'''

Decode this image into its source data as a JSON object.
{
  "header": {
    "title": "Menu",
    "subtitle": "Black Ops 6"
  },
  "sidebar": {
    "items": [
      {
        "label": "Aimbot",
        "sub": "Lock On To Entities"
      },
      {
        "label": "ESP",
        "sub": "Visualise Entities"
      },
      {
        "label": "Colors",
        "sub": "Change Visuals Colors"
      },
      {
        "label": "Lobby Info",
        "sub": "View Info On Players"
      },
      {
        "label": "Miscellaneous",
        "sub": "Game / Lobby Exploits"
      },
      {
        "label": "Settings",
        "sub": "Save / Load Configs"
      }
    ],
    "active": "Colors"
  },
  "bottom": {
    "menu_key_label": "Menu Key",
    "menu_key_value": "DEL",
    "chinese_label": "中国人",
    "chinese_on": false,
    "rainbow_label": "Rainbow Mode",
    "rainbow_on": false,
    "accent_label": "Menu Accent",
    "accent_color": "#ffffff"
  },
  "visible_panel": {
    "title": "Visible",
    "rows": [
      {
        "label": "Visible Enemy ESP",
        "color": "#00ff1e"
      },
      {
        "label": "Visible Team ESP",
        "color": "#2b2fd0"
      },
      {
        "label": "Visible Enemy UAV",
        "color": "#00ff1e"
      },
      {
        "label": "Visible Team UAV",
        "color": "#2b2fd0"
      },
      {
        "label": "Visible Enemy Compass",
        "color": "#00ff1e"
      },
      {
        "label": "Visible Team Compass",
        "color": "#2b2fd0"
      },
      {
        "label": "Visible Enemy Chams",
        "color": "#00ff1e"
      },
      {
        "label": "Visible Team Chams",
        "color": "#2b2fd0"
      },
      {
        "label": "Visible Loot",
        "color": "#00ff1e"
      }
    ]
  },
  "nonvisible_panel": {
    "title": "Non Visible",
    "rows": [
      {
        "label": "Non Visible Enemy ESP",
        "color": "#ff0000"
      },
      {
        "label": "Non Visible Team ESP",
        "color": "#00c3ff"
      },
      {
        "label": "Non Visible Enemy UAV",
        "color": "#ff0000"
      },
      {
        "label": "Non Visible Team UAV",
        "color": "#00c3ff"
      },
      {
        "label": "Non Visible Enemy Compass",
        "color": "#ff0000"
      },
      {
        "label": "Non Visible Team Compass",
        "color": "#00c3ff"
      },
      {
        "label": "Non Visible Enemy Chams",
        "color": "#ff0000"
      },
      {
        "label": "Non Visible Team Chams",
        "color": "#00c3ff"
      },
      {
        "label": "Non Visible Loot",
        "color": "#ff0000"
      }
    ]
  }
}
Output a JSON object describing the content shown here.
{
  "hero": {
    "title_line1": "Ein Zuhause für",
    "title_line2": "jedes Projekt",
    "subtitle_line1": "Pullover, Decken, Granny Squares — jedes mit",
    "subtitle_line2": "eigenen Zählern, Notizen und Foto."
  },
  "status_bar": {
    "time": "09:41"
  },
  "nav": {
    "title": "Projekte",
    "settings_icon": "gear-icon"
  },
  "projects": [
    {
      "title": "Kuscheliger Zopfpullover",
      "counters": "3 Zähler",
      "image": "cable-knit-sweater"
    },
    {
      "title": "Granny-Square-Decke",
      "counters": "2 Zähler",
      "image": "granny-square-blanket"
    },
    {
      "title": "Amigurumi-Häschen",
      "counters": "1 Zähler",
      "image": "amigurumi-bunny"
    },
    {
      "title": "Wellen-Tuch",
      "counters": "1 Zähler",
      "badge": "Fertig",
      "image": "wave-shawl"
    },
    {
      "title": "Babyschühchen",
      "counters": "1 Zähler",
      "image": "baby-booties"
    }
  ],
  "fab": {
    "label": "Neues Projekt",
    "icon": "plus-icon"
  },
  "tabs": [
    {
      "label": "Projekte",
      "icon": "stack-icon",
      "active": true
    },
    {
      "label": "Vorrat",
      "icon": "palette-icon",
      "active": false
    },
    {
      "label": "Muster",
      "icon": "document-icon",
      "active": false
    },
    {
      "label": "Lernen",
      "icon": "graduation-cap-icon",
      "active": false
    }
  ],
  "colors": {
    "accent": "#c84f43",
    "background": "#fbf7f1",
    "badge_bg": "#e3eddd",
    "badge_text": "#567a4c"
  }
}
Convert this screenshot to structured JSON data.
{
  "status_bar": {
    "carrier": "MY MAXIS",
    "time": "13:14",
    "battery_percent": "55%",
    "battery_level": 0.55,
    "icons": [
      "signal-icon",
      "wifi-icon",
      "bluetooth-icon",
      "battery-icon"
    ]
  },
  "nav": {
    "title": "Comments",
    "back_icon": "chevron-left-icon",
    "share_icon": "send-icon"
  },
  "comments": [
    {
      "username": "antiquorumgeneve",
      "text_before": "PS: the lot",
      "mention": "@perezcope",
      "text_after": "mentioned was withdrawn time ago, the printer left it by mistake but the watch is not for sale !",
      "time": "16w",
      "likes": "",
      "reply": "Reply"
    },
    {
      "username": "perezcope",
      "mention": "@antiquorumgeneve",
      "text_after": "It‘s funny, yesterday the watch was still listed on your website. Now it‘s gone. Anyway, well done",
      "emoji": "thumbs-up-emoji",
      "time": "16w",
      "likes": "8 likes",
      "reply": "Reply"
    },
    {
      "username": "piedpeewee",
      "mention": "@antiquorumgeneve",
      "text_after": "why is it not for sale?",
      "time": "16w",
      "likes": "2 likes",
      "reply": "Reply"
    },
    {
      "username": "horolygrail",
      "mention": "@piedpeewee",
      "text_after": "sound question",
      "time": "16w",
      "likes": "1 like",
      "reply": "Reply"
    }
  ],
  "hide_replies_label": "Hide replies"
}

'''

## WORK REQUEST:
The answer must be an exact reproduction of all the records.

## THE COMPLETED TASK:
Decode this image into its source data as a JSON object.
{
  "header": {
    "title": "Menu",
    "subtitle": "Black Ops 6"
  },
  "sidebar": {
    "items": [
      {
        "label": "Aimbot",
        "sub": "Lock On To Entities"
      },
      {
        "label": "ESP",
        "sub": "Visualise Entities"
      },
      {
        "label": "Colors",
        "sub": "Change Visuals Colors"
      },
      {
        "label": "Lobby Info",
        "sub": "View Info On Players"
      },
      {
        "label": "Miscellaneous",
        "sub": "Game / Lobby Exploits"
      },
      {
        "label": "Settings",
        "sub": "Save / Load Configs"
      }
    ],
    "active": "Colors"
  },
  "bottom": {
    "menu_key_label": "Menu Key",
    "menu_key_value": "DEL",
    "chinese_label": "中国人",
    "chinese_on": false,
    "rainbow_label": "Rainbow Mode",
    "rainbow_on": false,
    "accent_label": "Menu Accent",
    "accent_color": "#ffffff"
  },
  "visible_panel": {
    "title": "Visible",
    "rows": [
      {
        "label": "Visible Enemy ESP",
        "color": "#00ff1e"
      },
      {
        "label": "Visible Team ESP",
        "color": "#2b2fd0"
      },
      {
        "label": "Visible Enemy UAV",
        "color": "#00ff1e"
      },
      {
        "label": "Visible Team UAV",
        "color": "#2b2fd0"
      },
      {
        "label": "Visible Enemy Compass",
        "color": "#00ff1e"
      },
      {
        "label": "Visible Team Compass",
        "color": "#2b2fd0"
      },
      {
        "label": "Visible Enemy Chams",
        "color": "#00ff1e"
      },
      {
        "label": "Visible Team Chams",
        "color": "#2b2fd0"
      },
      {
        "label": "Visible Loot",
        "color": "#00ff1e"
      }
    ]
  },
  "nonvisible_panel": {
    "title": "Non Visible",
    "rows": [
      {
        "label": "Non Visible Enemy ESP",
        "color": "#ff0000"
      },
      {
        "label": "Non Visible Team ESP",
        "color": "#00c3ff"
      },
      {
        "label": "Non Visible Enemy UAV",
        "color": "#ff0000"
      },
      {
        "label": "Non Visible Team UAV",
        "color": "#00c3ff"
      },
      {
        "label": "Non Visible Enemy Compass",
        "color": "#ff0000"
      },
      {
        "label": "Non Visible Team Compass",
        "color": "#00c3ff"
      },
      {
        "label": "Non Visible Enemy Chams",
        "color": "#ff0000"
      },
      {
        "label": "Non Visible Team Chams",
        "color": "#00c3ff"
      },
      {
        "label": "Non Visible Loot",
        "color": "#ff0000"
      }
    ]
  }
}
Output a JSON object describing the content shown here.
{
  "hero": {
    "title_line1": "Ein Zuhause für",
    "title_line2": "jedes Projekt",
    "subtitle_line1": "Pullover, Decken, Granny Squares — jedes mit",
    "subtitle_line2": "eigenen Zählern, Notizen und Foto."
  },
  "status_bar": {
    "time": "09:41"
  },
  "nav": {
    "title": "Projekte",
    "settings_icon": "gear-icon"
  },
  "projects": [
    {
      "title": "Kuscheliger Zopfpullover",
      "counters": "3 Zähler",
      "image": "cable-knit-sweater"
    },
    {
      "title": "Granny-Square-Decke",
      "counters": "2 Zähler",
      "image": "granny-square-blanket"
    },
    {
      "title": "Amigurumi-Häschen",
      "counters": "1 Zähler",
      "image": "amigurumi-bunny"
    },
    {
      "title": "Wellen-Tuch",
      "counters": "1 Zähler",
      "badge": "Fertig",
      "image": "wave-shawl"
    },
    {
      "title": "Babyschühchen",
      "counters": "1 Zähler",
      "image": "baby-booties"
    }
  ],
  "fab": {
    "label": "Neues Projekt",
    "icon": "plus-icon"
  },
  "tabs": [
    {
      "label": "Projekte",
      "icon": "stack-icon",
      "active": true
    },
    {
      "label": "Vorrat",
      "icon": "palette-icon",
      "active": false
    },
    {
      "label": "Muster",
      "icon": "document-icon",
      "active": false
    },
    {
      "label": "Lernen",
      "icon": "graduation-cap-icon",
      "active": false
    }
  ],
  "colors": {
    "accent": "#c84f43",
    "background": "#fbf7f1",
    "badge_bg": "#e3eddd",
    "badge_text": "#567a4c"
  }
}
Convert this screenshot to structured JSON data.
{
  "status_bar": {
    "carrier": "MY MAXIS",
    "time": "13:14",
    "battery_percent": "55%",
    "battery_level": 0.55,
    "icons": [
      "signal-icon",
      "wifi-icon",
      "bluetooth-icon",
      "battery-icon"
    ]
  },
  "nav": {
    "title": "Comments",
    "back_icon": "chevron-left-icon",
    "share_icon": "send-icon"
  },
  "comments": [
    {
      "username": "antiquorumgeneve",
      "text_before": "PS: the lot",
      "mention": "@perezcope",
      "text_after": "mentioned was withdrawn time ago, the printer left it by mistake but the watch is not for sale !",
      "time": "16w",
      "likes": "",
      "reply": "Reply"
    },
    {
      "username": "perezcope",
      "mention": "@antiquorumgeneve",
      "text_after": "It‘s funny, yesterday the watch was still listed on your website. Now it‘s gone. Anyway, well done",
      "emoji": "thumbs-up-emoji",
      "time": "16w",
      "likes": "8 likes",
      "reply": "Reply"
    },
    {
      "username": "piedpeewee",
      "mention": "@antiquorumgeneve",
      "text_after": "why is it not for sale?",
      "time": "16w",
      "likes": "2 likes",
      "reply": "Reply"
    },
    {
      "username": "horolygrail",
      "mention": "@piedpeewee",
      "text_after": "sound question",
      "time": "16w",
      "likes": "1 like",
      "reply": "Reply"
    }
  ],
  "hide_replies_label": "Hide replies"
}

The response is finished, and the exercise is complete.